**Exercise directions**
Your answer should be every line below that includes the word "waiting".

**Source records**
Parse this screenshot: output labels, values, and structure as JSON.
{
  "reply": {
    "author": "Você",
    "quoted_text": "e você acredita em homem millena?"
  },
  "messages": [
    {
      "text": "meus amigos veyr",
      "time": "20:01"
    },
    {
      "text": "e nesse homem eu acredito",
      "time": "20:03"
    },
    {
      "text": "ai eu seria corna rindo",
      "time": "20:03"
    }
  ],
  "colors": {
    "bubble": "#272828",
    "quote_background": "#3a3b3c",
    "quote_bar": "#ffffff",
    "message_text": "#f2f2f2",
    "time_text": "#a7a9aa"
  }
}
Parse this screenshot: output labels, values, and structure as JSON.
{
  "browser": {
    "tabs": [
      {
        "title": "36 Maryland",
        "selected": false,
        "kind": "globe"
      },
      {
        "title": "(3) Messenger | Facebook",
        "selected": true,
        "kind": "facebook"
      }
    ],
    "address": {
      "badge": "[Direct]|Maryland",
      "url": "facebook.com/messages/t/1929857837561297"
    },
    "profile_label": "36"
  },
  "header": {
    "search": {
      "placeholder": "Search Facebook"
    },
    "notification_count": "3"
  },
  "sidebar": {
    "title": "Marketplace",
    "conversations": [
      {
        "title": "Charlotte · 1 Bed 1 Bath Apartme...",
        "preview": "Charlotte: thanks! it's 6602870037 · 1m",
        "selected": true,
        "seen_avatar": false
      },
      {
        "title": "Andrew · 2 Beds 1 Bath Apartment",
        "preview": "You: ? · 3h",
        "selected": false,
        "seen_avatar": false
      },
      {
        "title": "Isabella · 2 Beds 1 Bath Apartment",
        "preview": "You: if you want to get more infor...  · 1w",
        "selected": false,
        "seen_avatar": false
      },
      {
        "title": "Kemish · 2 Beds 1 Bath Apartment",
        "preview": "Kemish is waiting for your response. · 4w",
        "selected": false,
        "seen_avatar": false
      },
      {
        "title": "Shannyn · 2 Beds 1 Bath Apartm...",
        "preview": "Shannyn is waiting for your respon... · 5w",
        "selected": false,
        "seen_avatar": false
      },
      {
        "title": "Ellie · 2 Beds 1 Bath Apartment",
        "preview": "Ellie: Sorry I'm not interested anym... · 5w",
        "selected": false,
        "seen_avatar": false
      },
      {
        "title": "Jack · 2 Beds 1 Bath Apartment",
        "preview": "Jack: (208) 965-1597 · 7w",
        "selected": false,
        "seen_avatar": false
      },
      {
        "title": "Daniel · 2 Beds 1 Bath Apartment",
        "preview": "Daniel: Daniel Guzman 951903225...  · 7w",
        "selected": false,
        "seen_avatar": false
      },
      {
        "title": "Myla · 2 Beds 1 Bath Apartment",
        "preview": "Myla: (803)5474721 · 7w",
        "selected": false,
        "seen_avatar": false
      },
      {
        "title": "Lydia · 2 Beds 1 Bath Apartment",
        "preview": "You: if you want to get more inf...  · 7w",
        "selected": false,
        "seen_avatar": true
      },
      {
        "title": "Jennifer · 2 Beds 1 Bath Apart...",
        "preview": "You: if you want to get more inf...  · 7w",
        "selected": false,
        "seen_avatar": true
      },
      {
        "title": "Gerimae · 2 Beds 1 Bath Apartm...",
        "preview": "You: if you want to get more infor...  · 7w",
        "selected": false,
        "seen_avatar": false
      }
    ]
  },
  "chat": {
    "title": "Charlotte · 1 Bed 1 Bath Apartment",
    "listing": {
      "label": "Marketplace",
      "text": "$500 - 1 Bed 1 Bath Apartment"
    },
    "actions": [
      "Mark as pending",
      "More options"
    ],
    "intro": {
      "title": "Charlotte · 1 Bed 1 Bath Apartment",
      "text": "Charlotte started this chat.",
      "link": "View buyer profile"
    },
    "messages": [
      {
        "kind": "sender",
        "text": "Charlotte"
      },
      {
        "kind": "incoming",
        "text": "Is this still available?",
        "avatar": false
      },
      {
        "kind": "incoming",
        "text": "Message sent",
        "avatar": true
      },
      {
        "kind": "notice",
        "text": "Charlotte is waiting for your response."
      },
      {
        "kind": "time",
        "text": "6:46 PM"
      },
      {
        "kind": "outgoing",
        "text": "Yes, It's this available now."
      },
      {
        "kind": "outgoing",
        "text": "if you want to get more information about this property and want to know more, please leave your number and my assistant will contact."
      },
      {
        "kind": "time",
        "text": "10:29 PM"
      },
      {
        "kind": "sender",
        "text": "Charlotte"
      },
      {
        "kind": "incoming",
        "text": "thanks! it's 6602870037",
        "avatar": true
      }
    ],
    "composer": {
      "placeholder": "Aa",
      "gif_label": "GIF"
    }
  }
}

**Solution below**
        "preview": "Kemish is waiting for your response. · 4w",
        "preview": "Shannyn is waiting for your respon... · 5w",
        "text": "Charlotte is waiting for your response."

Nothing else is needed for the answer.